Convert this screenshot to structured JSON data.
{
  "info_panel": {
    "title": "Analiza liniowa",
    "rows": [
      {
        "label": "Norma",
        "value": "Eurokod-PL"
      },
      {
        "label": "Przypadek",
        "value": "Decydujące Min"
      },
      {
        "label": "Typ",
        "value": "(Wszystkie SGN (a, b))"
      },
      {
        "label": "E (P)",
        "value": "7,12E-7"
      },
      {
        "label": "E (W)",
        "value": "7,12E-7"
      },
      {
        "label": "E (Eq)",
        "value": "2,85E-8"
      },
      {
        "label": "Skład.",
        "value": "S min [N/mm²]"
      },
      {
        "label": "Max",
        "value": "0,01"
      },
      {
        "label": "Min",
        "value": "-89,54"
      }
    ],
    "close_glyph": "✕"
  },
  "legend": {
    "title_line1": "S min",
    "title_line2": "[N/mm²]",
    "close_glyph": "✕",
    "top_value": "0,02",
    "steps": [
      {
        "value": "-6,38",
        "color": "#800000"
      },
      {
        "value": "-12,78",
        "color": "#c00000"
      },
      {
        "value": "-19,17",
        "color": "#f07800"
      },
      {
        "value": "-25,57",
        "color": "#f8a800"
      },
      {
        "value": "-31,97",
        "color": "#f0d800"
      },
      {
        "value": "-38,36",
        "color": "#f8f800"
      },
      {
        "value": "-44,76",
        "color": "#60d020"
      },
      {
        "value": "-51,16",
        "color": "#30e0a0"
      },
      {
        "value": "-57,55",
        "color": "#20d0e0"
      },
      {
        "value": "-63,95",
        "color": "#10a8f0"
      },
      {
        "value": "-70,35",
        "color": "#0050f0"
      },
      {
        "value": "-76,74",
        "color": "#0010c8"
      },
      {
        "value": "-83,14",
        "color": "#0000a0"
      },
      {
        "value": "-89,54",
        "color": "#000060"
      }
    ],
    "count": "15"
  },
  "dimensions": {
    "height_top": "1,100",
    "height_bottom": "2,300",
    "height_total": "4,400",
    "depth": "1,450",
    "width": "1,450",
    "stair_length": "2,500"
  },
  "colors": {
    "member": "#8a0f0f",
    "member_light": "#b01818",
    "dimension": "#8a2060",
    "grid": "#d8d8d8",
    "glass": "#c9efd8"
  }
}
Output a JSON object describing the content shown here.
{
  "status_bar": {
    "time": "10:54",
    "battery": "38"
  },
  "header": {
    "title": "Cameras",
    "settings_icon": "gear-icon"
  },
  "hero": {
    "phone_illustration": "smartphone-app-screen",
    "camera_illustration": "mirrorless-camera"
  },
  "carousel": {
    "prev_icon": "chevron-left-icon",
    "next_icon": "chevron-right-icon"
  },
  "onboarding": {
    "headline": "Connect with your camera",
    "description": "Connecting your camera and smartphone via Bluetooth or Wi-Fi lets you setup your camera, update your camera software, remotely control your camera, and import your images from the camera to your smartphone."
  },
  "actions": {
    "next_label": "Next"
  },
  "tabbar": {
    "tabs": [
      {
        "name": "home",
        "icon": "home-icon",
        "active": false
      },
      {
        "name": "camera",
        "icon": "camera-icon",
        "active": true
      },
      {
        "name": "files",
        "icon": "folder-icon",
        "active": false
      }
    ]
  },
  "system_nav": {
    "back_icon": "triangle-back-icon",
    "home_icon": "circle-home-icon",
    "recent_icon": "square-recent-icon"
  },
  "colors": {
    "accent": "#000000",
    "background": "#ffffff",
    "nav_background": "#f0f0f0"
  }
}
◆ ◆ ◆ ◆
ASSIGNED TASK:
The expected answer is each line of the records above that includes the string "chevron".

ANSWER BOX:
    "prev_icon": "chevron-left-icon",
    "next_icon": "chevron-right-icon"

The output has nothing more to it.